_The task_
Restate the records below word for word, leaving nothing out.

[Collected data]
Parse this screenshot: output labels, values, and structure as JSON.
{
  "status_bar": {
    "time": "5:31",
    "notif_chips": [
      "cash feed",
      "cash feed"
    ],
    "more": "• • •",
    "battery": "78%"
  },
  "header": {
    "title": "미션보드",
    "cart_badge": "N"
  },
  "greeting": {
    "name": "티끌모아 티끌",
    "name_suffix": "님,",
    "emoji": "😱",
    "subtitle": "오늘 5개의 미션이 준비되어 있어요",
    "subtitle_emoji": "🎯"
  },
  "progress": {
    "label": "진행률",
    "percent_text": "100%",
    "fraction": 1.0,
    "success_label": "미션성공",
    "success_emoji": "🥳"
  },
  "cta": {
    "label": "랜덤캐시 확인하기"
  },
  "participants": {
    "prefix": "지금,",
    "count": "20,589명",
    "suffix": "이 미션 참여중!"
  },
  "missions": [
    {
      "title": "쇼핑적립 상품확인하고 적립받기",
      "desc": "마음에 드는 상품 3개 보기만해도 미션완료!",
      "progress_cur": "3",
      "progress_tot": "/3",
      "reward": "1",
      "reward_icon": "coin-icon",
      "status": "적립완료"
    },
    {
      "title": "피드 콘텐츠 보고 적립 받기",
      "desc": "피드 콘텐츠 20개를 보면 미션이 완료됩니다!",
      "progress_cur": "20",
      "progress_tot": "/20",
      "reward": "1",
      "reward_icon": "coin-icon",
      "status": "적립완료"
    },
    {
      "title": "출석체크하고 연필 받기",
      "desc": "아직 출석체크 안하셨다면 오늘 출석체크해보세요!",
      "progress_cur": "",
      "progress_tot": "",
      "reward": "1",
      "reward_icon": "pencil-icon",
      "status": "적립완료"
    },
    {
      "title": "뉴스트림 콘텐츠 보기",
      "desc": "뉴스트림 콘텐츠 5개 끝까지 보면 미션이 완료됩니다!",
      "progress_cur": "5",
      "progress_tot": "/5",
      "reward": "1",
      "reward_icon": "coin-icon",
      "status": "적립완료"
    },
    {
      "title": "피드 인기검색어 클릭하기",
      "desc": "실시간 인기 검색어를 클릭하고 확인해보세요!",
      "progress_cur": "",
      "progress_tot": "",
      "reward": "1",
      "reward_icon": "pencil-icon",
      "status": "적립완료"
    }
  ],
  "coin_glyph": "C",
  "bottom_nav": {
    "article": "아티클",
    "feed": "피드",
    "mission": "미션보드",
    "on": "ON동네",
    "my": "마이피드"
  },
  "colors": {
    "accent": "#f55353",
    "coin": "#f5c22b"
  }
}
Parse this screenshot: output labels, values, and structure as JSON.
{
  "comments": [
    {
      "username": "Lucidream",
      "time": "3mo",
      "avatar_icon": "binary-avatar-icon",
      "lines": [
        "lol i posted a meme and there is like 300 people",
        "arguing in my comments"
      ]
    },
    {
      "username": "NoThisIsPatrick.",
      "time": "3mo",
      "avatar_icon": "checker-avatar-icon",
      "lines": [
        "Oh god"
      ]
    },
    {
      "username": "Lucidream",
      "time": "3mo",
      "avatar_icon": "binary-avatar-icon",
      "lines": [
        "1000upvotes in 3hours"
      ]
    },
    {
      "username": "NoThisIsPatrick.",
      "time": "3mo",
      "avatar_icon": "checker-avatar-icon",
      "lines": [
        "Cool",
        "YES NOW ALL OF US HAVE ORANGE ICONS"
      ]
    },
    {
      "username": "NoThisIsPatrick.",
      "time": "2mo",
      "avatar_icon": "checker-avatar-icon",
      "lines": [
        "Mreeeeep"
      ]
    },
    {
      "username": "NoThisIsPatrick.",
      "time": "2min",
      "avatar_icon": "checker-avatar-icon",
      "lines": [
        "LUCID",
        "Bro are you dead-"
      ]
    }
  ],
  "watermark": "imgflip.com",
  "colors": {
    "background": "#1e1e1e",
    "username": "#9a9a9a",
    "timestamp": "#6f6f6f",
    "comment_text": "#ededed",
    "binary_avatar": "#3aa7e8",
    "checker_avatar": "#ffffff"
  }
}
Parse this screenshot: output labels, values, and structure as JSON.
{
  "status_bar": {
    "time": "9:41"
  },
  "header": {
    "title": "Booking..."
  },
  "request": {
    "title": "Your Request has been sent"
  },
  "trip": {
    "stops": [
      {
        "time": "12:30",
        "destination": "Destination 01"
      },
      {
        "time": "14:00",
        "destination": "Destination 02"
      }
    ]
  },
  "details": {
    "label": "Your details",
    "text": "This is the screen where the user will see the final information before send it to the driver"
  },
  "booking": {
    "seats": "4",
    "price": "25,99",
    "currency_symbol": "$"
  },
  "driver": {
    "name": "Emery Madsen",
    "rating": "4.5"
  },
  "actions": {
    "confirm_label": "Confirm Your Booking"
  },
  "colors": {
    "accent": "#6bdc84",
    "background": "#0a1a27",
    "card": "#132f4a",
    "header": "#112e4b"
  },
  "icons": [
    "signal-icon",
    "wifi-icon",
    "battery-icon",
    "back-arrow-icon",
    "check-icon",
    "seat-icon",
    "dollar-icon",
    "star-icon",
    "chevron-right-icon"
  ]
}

_Exercise result_
Parse this screenshot: output labels, values, and structure as JSON.
{
  "status_bar": {
    "time": "5:31",
    "notif_chips": [
      "cash feed",
      "cash feed"
    ],
    "more": "• • •",
    "battery": "78%"
  },
  "header": {
    "title": "미션보드",
    "cart_badge": "N"
  },
  "greeting": {
    "name": "티끌모아 티끌",
    "name_suffix": "님,",
    "emoji": "😱",
    "subtitle": "오늘 5개의 미션이 준비되어 있어요",
    "subtitle_emoji": "🎯"
  },
  "progress": {
    "label": "진행률",
    "percent_text": "100%",
    "fraction": 1.0,
    "success_label": "미션성공",
    "success_emoji": "🥳"
  },
  "cta": {
    "label": "랜덤캐시 확인하기"
  },
  "participants": {
    "prefix": "지금,",
    "count": "20,589명",
    "suffix": "이 미션 참여중!"
  },
  "missions": [
    {
      "title": "쇼핑적립 상품확인하고 적립받기",
      "desc": "마음에 드는 상품 3개 보기만해도 미션완료!",
      "progress_cur": "3",
      "progress_tot": "/3",
      "reward": "1",
      "reward_icon": "coin-icon",
      "status": "적립완료"
    },
    {
      "title": "피드 콘텐츠 보고 적립 받기",
      "desc": "피드 콘텐츠 20개를 보면 미션이 완료됩니다!",
      "progress_cur": "20",
      "progress_tot": "/20",
      "reward": "1",
      "reward_icon": "coin-icon",
      "status": "적립완료"
    },
    {
      "title": "출석체크하고 연필 받기",
      "desc": "아직 출석체크 안하셨다면 오늘 출석체크해보세요!",
      "progress_cur": "",
      "progress_tot": "",
      "reward": "1",
      "reward_icon": "pencil-icon",
      "status": "적립완료"
    },
    {
      "title": "뉴스트림 콘텐츠 보기",
      "desc": "뉴스트림 콘텐츠 5개 끝까지 보면 미션이 완료됩니다!",
      "progress_cur": "5",
      "progress_tot": "/5",
      "reward": "1",
      "reward_icon": "coin-icon",
      "status": "적립완료"
    },
    {
      "title": "피드 인기검색어 클릭하기",
      "desc": "실시간 인기 검색어를 클릭하고 확인해보세요!",
      "progress_cur": "",
      "progress_tot": "",
      "reward": "1",
      "reward_icon": "pencil-icon",
      "status": "적립완료"
    }
  ],
  "coin_glyph": "C",
  "bottom_nav": {
    "article": "아티클",
    "feed": "피드",
    "mission": "미션보드",
    "on": "ON동네",
    "my": "마이피드"
  },
  "colors": {
    "accent": "#f55353",
    "coin": "#f5c22b"
  }
}
Parse this screenshot: output labels, values, and structure as JSON.
{
  "comments": [
    {
      "username": "Lucidream",
      "time": "3mo",
      "avatar_icon": "binary-avatar-icon",
      "lines": [
        "lol i posted a meme and there is like 300 people",
        "arguing in my comments"
      ]
    },
    {
      "username": "NoThisIsPatrick.",
      "time": "3mo",
      "avatar_icon": "checker-avatar-icon",
      "lines": [
        "Oh god"
      ]
    },
    {
      "username": "Lucidream",
      "time": "3mo",
      "avatar_icon": "binary-avatar-icon",
      "lines": [
        "1000upvotes in 3hours"
      ]
    },
    {
      "username": "NoThisIsPatrick.",
      "time": "3mo",
      "avatar_icon": "checker-avatar-icon",
      "lines": [
        "Cool",
        "YES NOW ALL OF US HAVE ORANGE ICONS"
      ]
    },
    {
      "username": "NoThisIsPatrick.",
      "time": "2mo",
      "avatar_icon": "checker-avatar-icon",
      "lines": [
        "Mreeeeep"
      ]
    },
    {
      "username": "NoThisIsPatrick.",
      "time": "2min",
      "avatar_icon": "checker-avatar-icon",
      "lines": [
        "LUCID",
        "Bro are you dead-"
      ]
    }
  ],
  "watermark": "imgflip.com",
  "colors": {
    "background": "#1e1e1e",
    "username": "#9a9a9a",
    "timestamp": "#6f6f6f",
    "comment_text": "#ededed",
    "binary_avatar": "#3aa7e8",
    "checker_avatar": "#ffffff"
  }
}
Parse this screenshot: output labels, values, and structure as JSON.
{
  "status_bar": {
    "time": "9:41"
  },
  "header": {
    "title": "Booking..."
  },
  "request": {
    "title": "Your Request has been sent"
  },
  "trip": {
    "stops": [
      {
        "time": "12:30",
        "destination": "Destination 01"
      },
      {
        "time": "14:00",
        "destination": "Destination 02"
      }
    ]
  },
  "details": {
    "label": "Your details",
    "text": "This is the screen where the user will see the final information before send it to the driver"
  },
  "booking": {
    "seats": "4",
    "price": "25,99",
    "currency_symbol": "$"
  },
  "driver": {
    "name": "Emery Madsen",
    "rating": "4.5"
  },
  "actions": {
    "confirm_label": "Confirm Your Booking"
  },
  "colors": {
    "accent": "#6bdc84",
    "background": "#0a1a27",
    "card": "#132f4a",
    "header": "#112e4b"
  },
  "icons": [
    "signal-icon",
    "wifi-icon",
    "battery-icon",
    "back-arrow-icon",
    "check-icon",
    "seat-icon",
    "dollar-icon",
    "star-icon",
    "chevron-right-icon"
  ]
}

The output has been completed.